Couples wary of adoption
One of the unexpected ways the nation responded to the earthquake came when couples from across the mainland volunteered to take in children who lost parents in the disaster. But one year on, just 12 orphans have been adopted, and those who remain in the state's care face a difficult life, one made worse by permanent physical injury and emotional scars.
The initial outpouring of compassion from the public seemed reassuring. The Sichuan Civil Affairs Department, which handled adoptions after the quake, said it had fielded inquiries from tens of thousands of couples. In the confusing days right after the quake, authorities said there were 5,500 children orphaned by the disaster. As more information emerged and missing parents were located, the number shrank to 1,019 and later to 650, according to Xinhua. Yet just 12 of the children have been adopted, and the rest have gone into orphanages or to live with relatives.
Why so few? Couples who initially expressed an interest became reluctant when they discovered most were left physically handicapped by the quake, according to staff at a county orphanage in Mianyang . They alone received more than 5,000 calls from couples, who later changed their minds.
'No parents adopt anyone from here,' staff member Zhang Ping said. 'All our quake orphans are handicapped and cannot take care of themselves. Many adopters want children under three years old and who are good-looking. None of these orphans meets that criteria.'
Authorities say orphans will be well looked after. The government has pledged to give each child a 600 yuan (HK$682) subsidy every month until they turn 18. But volunteers based in Beichuan gave a different picture.
Many orphans whose grandparents were still alive were not eligible for the subsidy, and those children faced psychological and financial problems.

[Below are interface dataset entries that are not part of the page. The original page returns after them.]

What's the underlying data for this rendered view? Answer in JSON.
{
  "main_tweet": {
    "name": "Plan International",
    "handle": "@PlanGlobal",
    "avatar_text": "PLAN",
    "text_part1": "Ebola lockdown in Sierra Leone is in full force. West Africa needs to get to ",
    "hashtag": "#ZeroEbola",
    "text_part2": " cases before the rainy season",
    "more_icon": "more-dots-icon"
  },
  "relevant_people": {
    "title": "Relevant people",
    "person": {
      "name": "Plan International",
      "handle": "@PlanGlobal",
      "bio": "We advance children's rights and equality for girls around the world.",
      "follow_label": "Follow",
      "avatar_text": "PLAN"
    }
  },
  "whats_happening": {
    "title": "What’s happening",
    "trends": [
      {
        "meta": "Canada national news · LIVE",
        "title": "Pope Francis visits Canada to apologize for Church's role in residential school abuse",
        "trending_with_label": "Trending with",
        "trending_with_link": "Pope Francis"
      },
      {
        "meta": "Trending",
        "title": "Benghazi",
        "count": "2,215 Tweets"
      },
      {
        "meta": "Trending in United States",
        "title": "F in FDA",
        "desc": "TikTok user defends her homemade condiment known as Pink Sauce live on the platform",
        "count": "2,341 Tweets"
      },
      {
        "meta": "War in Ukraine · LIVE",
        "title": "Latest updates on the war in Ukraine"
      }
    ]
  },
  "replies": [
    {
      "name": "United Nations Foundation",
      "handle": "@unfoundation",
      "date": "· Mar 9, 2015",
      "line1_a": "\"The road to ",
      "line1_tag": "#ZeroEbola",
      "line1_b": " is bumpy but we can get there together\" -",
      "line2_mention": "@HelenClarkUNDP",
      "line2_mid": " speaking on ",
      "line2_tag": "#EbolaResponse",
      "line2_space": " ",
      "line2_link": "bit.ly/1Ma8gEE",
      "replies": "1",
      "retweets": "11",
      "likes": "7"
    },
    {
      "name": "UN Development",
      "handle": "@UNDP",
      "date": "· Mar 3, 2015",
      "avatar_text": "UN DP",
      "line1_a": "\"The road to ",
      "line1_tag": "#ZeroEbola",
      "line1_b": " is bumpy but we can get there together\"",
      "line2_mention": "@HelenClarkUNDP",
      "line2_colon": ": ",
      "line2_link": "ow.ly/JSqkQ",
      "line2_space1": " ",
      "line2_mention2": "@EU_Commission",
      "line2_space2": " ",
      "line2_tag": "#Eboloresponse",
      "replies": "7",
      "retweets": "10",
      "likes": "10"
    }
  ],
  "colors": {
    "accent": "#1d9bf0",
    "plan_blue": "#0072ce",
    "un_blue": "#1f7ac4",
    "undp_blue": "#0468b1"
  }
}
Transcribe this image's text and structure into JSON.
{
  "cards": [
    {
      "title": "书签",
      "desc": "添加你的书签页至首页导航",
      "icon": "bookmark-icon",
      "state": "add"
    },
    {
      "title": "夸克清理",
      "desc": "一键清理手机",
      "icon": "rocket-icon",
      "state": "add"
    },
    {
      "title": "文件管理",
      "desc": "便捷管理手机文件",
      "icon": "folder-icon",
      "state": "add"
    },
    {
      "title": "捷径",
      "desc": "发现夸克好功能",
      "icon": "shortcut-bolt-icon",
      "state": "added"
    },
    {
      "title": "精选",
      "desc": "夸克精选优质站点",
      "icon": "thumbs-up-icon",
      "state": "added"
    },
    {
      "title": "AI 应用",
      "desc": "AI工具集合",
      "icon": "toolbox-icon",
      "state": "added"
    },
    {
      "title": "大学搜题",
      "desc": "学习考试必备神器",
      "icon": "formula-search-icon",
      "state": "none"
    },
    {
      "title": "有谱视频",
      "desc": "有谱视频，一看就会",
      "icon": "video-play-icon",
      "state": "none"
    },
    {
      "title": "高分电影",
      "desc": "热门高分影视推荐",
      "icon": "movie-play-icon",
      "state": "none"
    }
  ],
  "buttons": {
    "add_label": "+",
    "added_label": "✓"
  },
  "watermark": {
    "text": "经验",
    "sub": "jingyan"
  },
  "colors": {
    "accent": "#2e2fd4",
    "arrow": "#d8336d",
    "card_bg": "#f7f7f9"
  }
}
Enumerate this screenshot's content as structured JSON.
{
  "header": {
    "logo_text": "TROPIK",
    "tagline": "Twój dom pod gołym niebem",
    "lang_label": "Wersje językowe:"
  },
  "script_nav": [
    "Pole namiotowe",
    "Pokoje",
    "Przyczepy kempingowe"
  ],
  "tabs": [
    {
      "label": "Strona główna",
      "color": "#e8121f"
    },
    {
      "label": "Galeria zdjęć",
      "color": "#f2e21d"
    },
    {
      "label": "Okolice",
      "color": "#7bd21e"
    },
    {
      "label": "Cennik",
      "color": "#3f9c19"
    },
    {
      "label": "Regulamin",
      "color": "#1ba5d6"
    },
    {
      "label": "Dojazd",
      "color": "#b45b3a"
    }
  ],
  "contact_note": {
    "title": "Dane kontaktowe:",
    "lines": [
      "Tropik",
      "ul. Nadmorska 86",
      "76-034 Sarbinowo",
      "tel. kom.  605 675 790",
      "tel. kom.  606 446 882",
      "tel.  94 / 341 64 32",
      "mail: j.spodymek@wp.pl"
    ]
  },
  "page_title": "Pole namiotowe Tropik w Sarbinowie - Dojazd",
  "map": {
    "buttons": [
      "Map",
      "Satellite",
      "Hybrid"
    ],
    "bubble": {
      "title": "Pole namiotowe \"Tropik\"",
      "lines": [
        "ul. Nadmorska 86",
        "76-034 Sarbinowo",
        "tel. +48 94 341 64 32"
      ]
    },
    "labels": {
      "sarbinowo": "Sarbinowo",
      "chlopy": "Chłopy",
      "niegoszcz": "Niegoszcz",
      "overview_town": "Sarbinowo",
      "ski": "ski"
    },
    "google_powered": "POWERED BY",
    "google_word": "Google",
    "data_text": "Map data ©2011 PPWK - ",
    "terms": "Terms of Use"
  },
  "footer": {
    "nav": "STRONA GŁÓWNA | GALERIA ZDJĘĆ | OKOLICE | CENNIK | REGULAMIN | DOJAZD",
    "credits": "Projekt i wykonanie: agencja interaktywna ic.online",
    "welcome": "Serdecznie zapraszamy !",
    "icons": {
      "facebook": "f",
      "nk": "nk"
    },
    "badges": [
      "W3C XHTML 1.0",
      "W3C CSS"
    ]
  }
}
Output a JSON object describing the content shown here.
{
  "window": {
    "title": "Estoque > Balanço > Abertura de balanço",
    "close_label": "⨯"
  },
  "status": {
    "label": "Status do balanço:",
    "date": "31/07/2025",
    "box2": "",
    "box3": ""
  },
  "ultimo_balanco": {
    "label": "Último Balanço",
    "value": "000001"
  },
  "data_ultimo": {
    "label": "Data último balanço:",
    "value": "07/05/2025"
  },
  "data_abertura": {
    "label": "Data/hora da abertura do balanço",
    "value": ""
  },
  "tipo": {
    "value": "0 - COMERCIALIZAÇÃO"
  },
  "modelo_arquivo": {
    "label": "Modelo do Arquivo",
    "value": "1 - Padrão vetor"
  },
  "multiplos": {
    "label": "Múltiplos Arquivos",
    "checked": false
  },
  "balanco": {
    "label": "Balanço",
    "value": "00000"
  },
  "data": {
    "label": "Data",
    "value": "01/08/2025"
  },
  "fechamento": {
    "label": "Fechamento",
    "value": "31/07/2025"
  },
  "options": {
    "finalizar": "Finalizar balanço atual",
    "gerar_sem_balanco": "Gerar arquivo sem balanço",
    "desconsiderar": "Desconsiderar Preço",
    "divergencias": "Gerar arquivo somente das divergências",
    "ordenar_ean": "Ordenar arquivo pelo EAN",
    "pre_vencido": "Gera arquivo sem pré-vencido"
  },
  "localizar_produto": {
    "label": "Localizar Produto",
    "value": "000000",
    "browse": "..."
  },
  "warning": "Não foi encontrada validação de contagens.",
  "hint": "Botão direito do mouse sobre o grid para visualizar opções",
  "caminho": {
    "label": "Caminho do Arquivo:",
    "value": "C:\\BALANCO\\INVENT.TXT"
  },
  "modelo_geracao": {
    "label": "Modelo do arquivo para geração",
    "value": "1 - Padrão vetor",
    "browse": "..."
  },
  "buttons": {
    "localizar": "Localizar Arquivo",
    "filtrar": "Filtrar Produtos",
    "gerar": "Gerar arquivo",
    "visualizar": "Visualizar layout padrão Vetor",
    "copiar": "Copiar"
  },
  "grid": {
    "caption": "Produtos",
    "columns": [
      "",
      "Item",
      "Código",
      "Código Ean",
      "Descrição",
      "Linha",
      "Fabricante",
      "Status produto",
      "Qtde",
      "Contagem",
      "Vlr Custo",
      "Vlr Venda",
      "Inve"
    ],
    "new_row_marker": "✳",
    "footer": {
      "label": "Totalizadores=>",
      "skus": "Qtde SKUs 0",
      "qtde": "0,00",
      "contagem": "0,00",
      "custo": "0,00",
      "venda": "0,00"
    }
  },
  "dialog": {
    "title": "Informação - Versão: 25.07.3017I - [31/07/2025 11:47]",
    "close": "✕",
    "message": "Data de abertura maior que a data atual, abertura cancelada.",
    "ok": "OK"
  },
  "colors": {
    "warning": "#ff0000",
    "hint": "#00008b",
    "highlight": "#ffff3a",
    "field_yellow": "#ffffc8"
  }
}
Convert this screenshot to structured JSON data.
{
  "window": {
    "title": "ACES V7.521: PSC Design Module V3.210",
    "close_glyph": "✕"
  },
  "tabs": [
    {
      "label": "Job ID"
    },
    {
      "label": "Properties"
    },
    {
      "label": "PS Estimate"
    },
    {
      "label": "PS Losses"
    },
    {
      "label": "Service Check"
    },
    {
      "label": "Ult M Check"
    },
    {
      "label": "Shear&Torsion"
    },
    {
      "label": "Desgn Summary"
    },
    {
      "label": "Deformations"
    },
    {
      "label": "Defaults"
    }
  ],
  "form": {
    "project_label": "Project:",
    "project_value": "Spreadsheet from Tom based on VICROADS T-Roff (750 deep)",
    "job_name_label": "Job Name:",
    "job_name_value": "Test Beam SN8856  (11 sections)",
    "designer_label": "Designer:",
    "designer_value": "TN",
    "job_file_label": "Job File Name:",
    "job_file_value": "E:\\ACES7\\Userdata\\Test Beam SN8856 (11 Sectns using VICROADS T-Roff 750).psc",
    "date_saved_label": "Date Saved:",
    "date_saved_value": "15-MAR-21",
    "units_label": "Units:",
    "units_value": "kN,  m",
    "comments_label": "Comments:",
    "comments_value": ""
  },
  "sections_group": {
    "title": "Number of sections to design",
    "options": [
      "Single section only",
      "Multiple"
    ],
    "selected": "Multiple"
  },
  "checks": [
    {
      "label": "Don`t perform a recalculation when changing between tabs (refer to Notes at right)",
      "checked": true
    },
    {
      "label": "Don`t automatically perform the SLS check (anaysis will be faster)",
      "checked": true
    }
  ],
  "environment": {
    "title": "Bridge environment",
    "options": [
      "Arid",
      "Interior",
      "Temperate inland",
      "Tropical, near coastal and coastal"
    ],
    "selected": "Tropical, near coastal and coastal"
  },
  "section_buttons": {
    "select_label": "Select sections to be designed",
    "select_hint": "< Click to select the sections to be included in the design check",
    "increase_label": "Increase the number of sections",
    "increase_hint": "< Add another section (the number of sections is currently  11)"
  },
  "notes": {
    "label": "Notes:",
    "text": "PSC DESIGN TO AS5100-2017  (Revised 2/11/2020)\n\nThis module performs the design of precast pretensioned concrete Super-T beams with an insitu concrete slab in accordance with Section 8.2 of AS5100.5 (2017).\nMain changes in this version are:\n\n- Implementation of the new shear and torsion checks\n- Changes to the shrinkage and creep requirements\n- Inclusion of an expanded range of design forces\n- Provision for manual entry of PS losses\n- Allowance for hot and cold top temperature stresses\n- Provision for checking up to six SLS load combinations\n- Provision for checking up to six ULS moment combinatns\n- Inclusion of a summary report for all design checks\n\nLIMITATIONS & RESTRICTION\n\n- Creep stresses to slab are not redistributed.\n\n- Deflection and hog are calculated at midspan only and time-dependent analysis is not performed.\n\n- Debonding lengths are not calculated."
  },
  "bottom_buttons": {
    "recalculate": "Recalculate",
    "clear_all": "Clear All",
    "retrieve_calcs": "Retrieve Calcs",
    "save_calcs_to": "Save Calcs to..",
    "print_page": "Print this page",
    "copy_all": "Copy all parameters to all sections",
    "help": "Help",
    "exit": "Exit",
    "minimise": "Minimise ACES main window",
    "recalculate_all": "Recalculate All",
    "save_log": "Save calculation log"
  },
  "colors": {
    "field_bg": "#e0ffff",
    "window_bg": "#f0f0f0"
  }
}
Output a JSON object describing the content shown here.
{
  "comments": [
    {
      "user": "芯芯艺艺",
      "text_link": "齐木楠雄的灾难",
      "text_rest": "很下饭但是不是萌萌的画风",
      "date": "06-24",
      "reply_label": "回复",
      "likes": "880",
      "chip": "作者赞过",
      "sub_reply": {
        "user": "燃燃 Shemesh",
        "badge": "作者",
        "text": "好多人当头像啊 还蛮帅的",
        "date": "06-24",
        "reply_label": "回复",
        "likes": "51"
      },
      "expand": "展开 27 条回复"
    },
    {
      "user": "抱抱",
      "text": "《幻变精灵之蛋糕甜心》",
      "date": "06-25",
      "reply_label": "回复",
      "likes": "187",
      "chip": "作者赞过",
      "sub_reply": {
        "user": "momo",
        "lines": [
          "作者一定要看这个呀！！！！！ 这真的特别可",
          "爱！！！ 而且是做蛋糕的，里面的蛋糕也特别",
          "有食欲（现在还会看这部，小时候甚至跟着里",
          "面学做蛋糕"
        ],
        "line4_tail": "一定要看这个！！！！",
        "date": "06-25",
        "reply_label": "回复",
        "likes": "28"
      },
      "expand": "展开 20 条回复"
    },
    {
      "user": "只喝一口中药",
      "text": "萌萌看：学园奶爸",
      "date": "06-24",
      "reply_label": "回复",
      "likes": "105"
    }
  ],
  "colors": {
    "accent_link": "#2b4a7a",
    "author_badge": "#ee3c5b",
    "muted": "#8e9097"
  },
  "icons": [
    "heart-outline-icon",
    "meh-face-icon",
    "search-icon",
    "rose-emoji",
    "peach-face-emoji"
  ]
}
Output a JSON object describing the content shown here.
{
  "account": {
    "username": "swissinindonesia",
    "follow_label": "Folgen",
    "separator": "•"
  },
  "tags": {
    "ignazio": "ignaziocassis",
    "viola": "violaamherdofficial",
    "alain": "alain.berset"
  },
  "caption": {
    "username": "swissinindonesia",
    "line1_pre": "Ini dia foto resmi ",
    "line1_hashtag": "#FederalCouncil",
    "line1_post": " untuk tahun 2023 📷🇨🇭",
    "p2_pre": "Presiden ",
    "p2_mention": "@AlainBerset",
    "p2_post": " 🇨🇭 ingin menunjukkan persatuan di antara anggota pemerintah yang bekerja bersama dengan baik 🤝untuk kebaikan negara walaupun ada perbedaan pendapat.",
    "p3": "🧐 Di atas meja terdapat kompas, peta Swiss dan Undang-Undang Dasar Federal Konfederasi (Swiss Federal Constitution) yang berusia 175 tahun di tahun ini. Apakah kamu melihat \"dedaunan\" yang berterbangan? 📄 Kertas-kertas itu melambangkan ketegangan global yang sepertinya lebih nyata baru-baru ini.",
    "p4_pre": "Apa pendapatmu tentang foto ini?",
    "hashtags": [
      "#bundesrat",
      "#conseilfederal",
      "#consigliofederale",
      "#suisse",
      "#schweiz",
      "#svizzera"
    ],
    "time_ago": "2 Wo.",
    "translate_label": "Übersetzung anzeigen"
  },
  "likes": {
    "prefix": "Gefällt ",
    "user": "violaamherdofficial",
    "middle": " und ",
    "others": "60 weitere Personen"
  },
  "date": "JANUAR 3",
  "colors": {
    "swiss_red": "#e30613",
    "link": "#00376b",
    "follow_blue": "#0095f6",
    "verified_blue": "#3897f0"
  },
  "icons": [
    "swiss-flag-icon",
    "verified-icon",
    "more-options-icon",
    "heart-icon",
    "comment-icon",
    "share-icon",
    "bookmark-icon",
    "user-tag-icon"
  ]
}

Song Dianze , a volunteer, said many orphans he had met had yet to recover after seeing their families, homes and farmlands buried under rubble.
'I met a 14-year-old orphan, Zhao Lingling , in Beichuan, whose parents and grandfather were found dead when the entire village was flattened by a mud-rock flow. The boy now lives with his elderly grandmother and nine-year-old sister,' he said.
'He has developed certain psychological disorders and can't concentrate on his studies. The grandmother, who is in her 60s, is forced to work as a casual labourer at nearby construction sites because they couldn't get enough governmental financial aids.
'She said village officials didn't offer any help and she felt anxious about the children's future because she might soon pass away.'
Inadequate funding at orphanages means many children will be fed but otherwise be left unattended. Without proper counselling they are at risk of developing severe problems.